Bearing more than a passing resemblance in both appearance and function to that on the equally well-made Monarch 10EE toolroom lathe the carriage assembly of the Rivett 1020S was enormously heavy yet moved with silken smoothness along the bed. The leadscrew was reserved only for screwcutting with a powershaft providing a drive for the power sliding and surfacing feeds. Two separate, snap-up-and-down horizontal levers were used to select and engage the feeds with each working through safety overload-protected clutches. A precision carriage stop was fitted and arranged in two parts: a dial-test indicator, mounted on the left-hand edge of the saddle, engaged the rod of a micrometer held in a clamp on the lower face of the headstock - the combination of a positive stop, and a continuous, precision-reading of saddle travel being a most useful feature. The base of the double-walled apron contained an oil sump, with a sight-glass level indicator, from which lubricant was distributed to the bedways and all the apron gears, shafts and bearings by a plunger pump activated by the engagement of either feed. An interesting point (and one overlooked by many designers) was the attempt to minimise deflection by locating the carriage clamping bolt in the middle of the apron.

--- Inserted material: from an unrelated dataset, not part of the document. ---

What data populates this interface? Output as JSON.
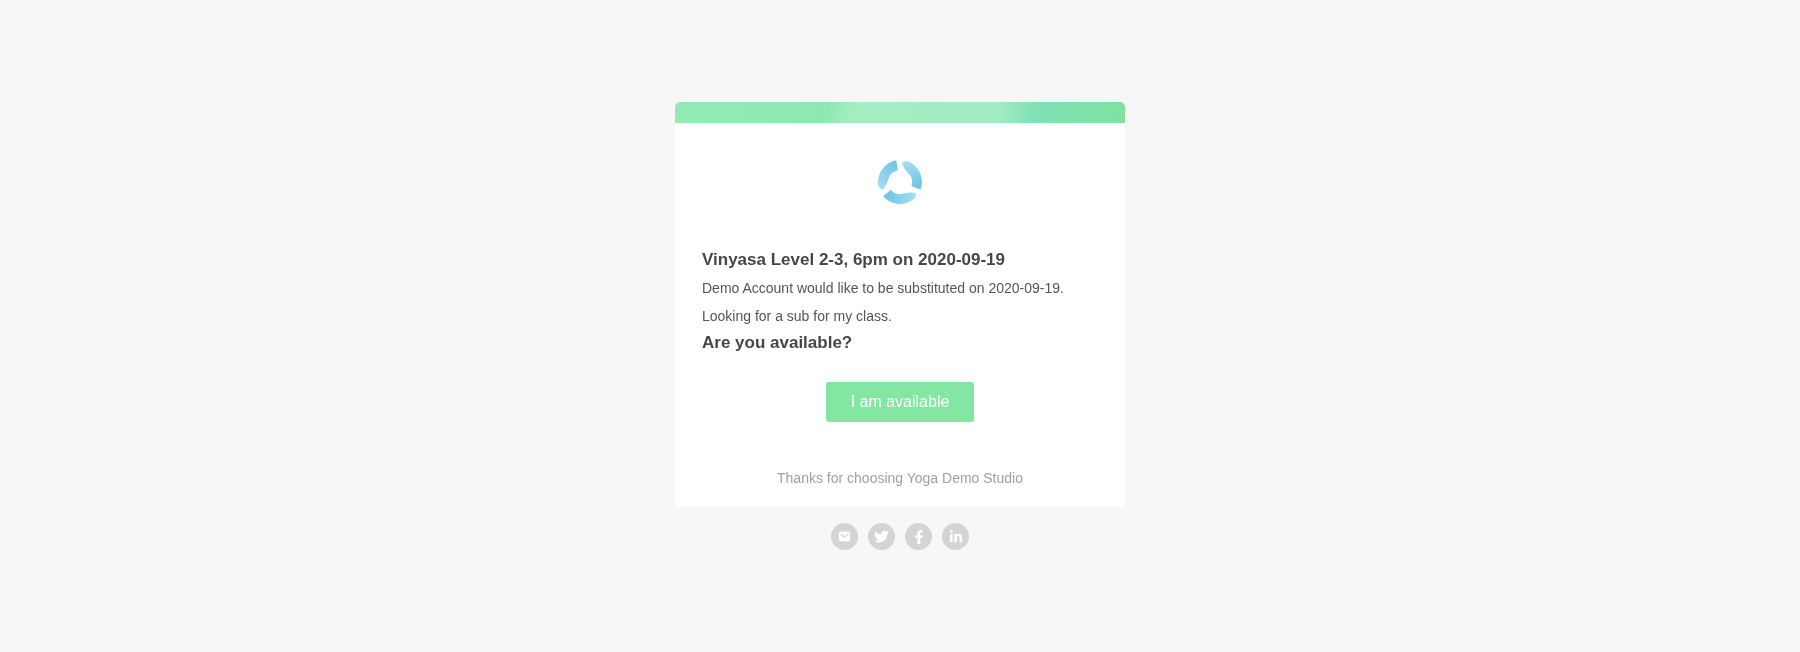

As might be expected, the compound slide-rest feed screws were of hardened steel, precision ground and ran through nuts that could be adjusted to eliminate backlash. The zeroing micrometer dials were not as large as they might have been on a machine of this class - but were fitted with neat, straight-pull locking screws that did not disturb the selected setting. The cross-feed screw was fitted with a useful ball stop that permitted the retraction and resetting of a threading tool without losing the initial micrometer setting. The penalty for having a neat, flush-fitting dial-thread indicator on top of the saddle was the permanent engagement of its gear with the leadscrew and the need to employ bevel gears to take its drive through a right-angle.
Advertising for the machine summed up its capabilities in this neat sentence:
"It combines the feather-touch sensitivity of an instrument lathe with that heavy-biting ruggedness which carbide cutting tools require."
During the 1940s and 1950s Rivett also produced two plain turning lathes: the 918S had a 9" swing and admitted 18" between centres (with an infinitely-variable speed drive between 100 and 3750 rpm) whilst a smaller lathe, the 715, had a 7" swing lathe, 15" capacity between centres and used the same drive system but with a very useful speed range from 200 to 3500 rpm..